Determine how many lines in the data below contain "login" and write only that number.

Web page and app entries:

******

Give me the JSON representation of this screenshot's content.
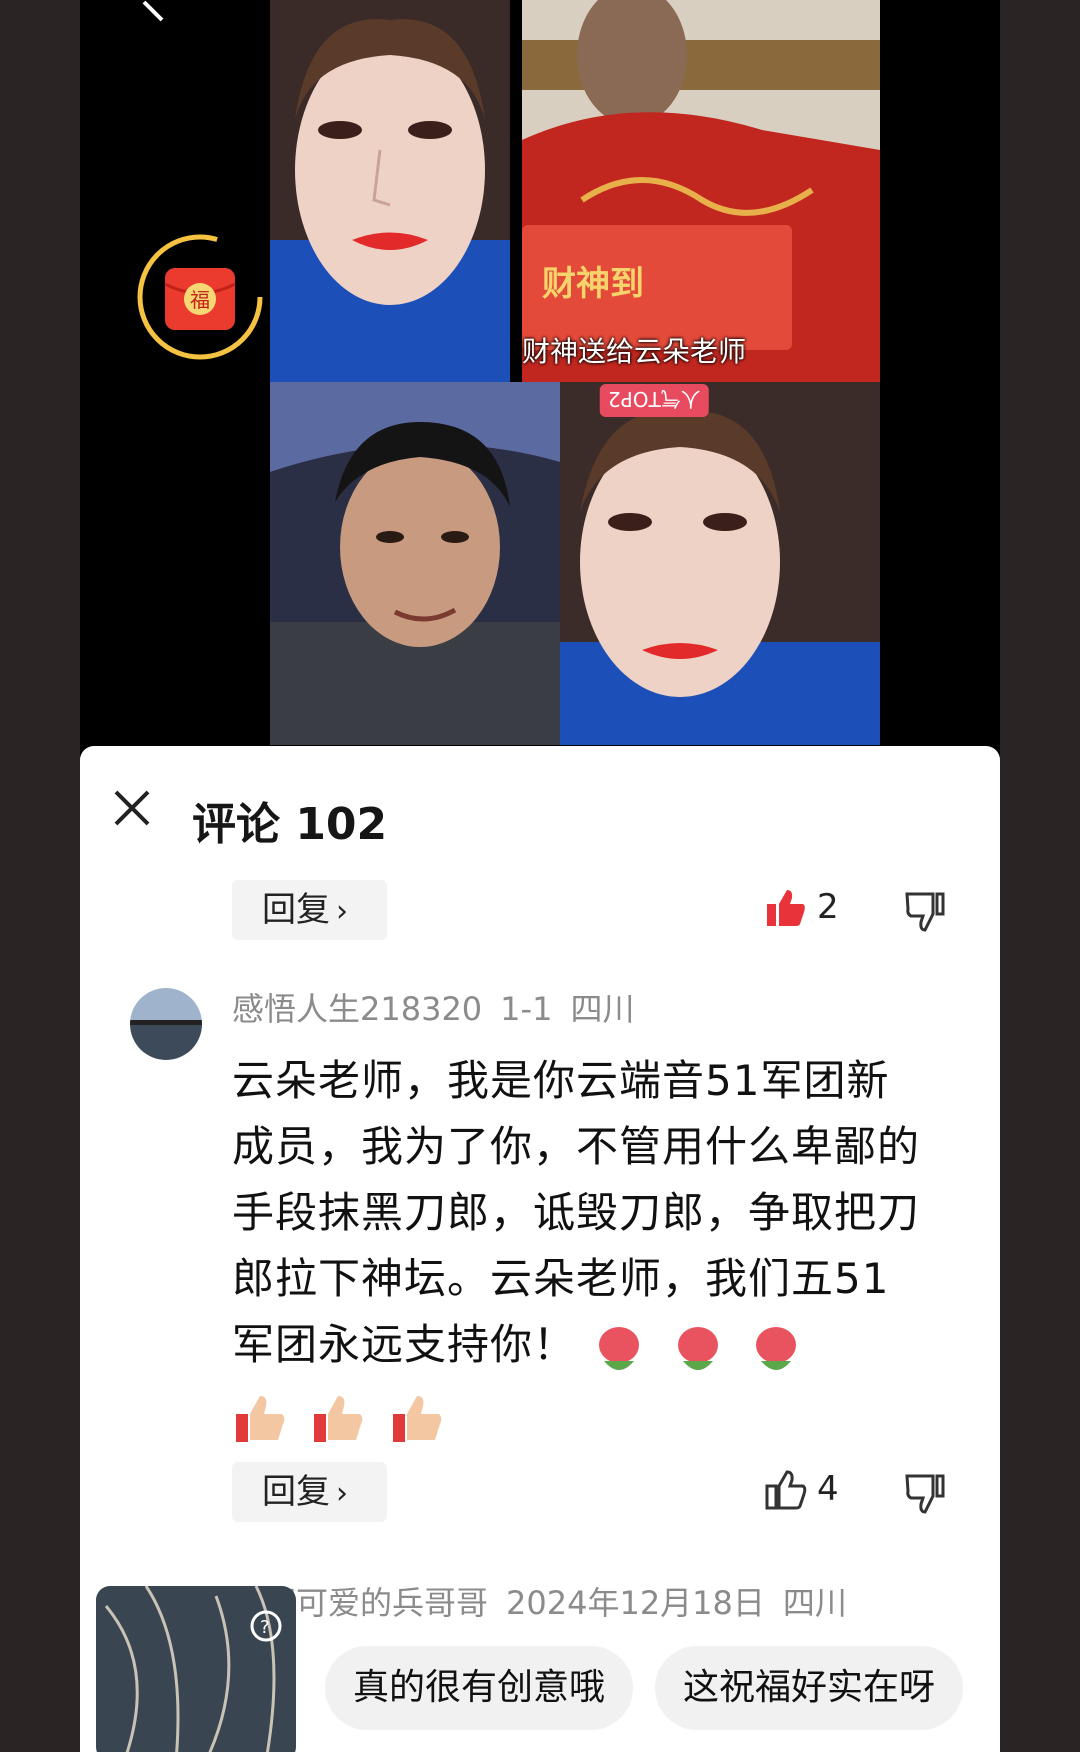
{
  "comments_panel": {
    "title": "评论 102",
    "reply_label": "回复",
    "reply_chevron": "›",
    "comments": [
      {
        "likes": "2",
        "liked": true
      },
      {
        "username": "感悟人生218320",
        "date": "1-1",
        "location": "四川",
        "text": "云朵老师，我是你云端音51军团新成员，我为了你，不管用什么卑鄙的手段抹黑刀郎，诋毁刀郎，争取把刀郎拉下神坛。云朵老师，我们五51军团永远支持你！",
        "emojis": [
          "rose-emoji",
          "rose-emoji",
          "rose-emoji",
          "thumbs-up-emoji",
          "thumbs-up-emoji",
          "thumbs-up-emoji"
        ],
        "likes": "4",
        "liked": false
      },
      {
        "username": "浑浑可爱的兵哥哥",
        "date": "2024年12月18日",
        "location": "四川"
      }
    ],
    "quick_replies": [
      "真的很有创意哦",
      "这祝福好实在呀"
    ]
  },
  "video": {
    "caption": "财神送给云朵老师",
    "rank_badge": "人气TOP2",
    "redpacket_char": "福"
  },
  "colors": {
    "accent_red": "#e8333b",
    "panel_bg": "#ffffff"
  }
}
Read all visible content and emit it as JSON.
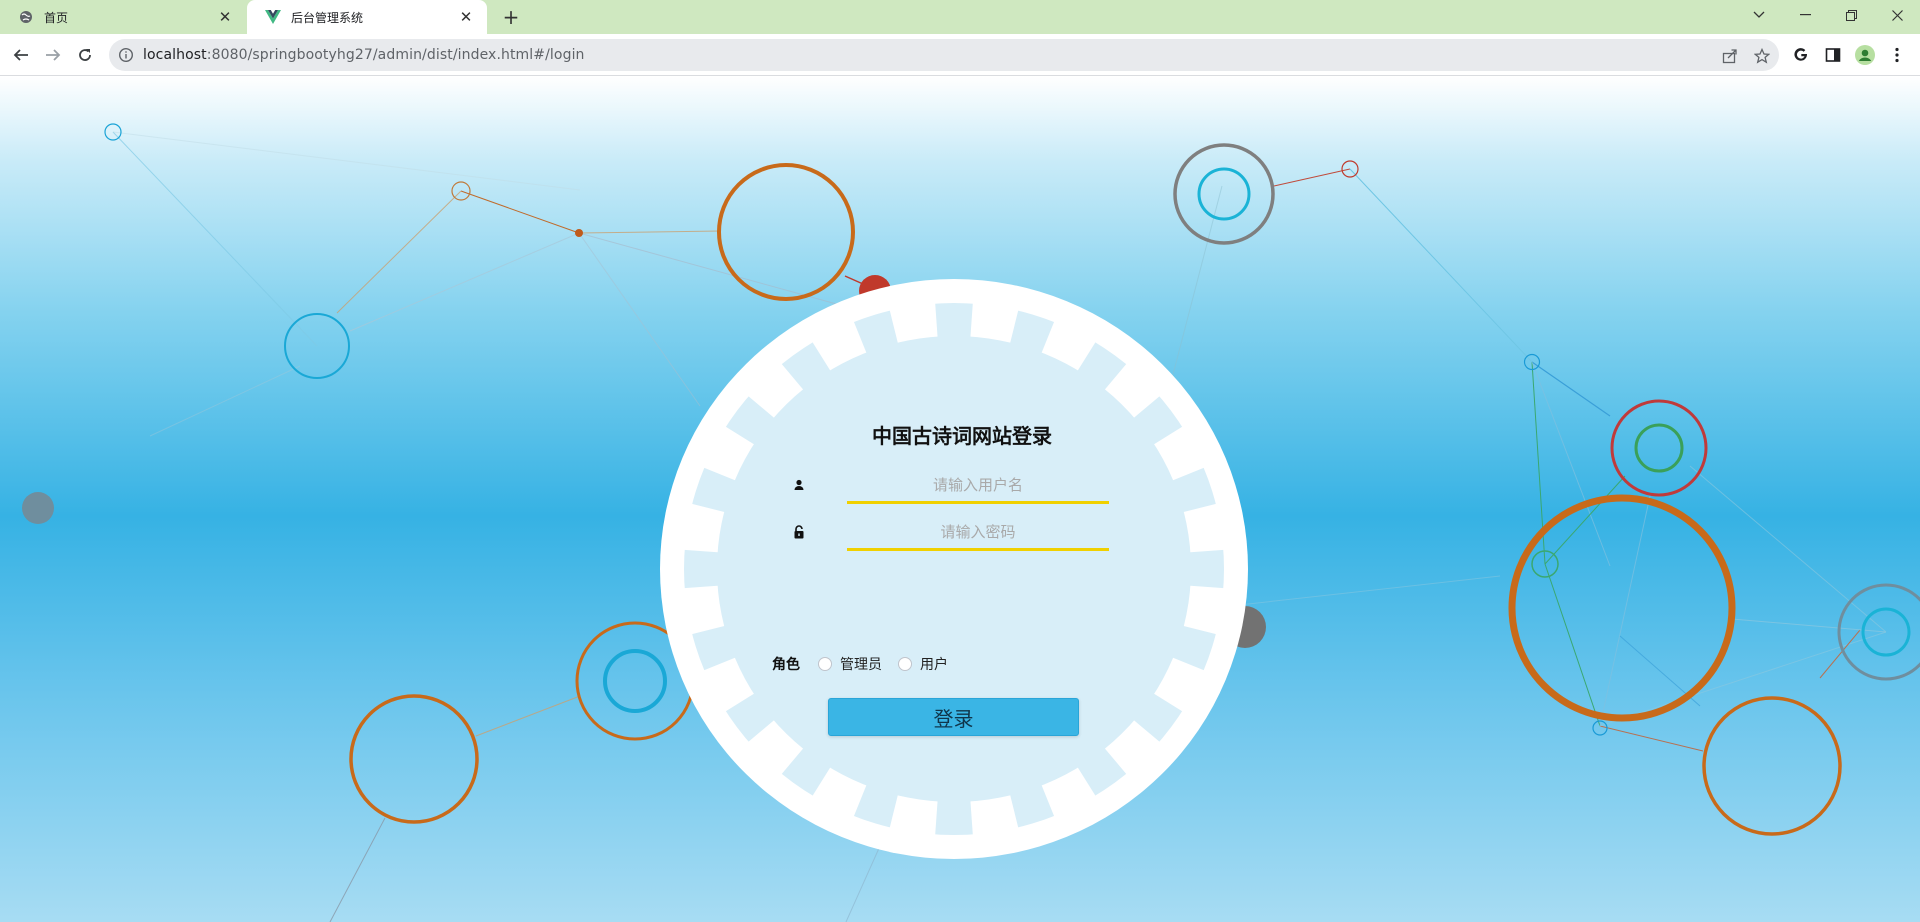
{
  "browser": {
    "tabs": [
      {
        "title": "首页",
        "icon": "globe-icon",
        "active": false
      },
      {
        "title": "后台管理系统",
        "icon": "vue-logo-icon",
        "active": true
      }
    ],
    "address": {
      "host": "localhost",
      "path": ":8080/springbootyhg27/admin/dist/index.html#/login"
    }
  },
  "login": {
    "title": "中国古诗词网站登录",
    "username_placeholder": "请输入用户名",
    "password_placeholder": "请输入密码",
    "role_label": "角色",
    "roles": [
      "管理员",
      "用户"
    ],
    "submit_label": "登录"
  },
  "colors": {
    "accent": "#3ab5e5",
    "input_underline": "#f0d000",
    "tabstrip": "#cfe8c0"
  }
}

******

» **Solution**
2